• [Required action]
Each line below with the word "yellow" needs to be copied.

• [Provided data]
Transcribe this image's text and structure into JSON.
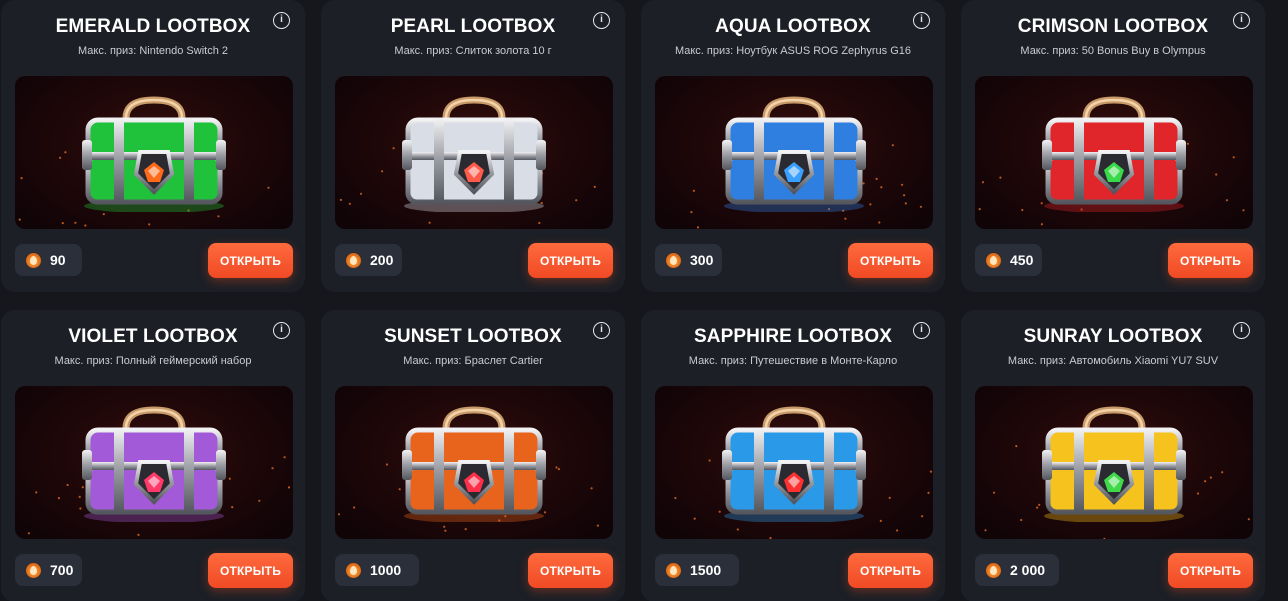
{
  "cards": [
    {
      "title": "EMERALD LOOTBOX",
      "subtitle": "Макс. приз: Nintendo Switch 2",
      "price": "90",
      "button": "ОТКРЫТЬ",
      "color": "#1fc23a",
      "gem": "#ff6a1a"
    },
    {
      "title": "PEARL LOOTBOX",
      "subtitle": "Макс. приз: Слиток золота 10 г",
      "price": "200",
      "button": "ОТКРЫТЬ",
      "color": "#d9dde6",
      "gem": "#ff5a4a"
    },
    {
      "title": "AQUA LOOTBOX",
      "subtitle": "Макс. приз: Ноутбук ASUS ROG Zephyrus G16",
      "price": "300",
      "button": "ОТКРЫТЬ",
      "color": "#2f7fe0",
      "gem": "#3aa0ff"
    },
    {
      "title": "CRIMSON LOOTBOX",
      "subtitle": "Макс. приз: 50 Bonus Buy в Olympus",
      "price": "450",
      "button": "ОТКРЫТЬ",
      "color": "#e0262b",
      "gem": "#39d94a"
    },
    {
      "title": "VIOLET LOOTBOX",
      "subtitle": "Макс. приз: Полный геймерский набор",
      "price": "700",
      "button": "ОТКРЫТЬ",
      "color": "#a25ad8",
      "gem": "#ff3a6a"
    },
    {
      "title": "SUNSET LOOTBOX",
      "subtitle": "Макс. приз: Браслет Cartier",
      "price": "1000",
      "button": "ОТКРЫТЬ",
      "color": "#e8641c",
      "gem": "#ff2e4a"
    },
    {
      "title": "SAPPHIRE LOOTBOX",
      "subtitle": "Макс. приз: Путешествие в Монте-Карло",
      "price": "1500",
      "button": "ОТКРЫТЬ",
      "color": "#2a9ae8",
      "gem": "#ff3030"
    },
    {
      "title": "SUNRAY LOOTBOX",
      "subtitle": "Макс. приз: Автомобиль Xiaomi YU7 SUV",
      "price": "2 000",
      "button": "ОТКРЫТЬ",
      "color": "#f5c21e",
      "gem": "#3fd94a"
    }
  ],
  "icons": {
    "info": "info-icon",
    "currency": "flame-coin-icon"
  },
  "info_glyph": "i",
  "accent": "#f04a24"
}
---
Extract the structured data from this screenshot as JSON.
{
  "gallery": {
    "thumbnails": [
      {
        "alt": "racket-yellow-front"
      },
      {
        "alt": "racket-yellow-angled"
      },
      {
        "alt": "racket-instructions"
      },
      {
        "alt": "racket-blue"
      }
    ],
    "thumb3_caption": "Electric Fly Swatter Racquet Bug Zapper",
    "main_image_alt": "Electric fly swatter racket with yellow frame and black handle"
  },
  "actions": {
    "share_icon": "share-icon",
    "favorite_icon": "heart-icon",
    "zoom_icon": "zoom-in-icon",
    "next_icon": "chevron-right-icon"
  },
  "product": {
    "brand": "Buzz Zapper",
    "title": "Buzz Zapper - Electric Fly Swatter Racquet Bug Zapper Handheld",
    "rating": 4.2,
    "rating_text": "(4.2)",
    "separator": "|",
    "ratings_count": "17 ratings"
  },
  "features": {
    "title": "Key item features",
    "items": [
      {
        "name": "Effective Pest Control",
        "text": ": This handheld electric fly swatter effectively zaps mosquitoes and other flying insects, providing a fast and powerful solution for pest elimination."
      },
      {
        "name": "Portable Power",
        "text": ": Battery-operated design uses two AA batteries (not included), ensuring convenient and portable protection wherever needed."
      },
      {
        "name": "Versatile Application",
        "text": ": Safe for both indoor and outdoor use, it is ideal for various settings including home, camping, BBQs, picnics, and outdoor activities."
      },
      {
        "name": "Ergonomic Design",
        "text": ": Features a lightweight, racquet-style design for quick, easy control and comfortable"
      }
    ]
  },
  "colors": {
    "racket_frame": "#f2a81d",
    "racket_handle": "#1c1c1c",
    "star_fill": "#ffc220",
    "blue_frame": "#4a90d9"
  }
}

• [Expected answer]
        "alt": "racket-yellow-front"
        "alt": "racket-yellow-angled"
    "main_image_alt": "Electric fly swatter racket with yellow frame and black handle"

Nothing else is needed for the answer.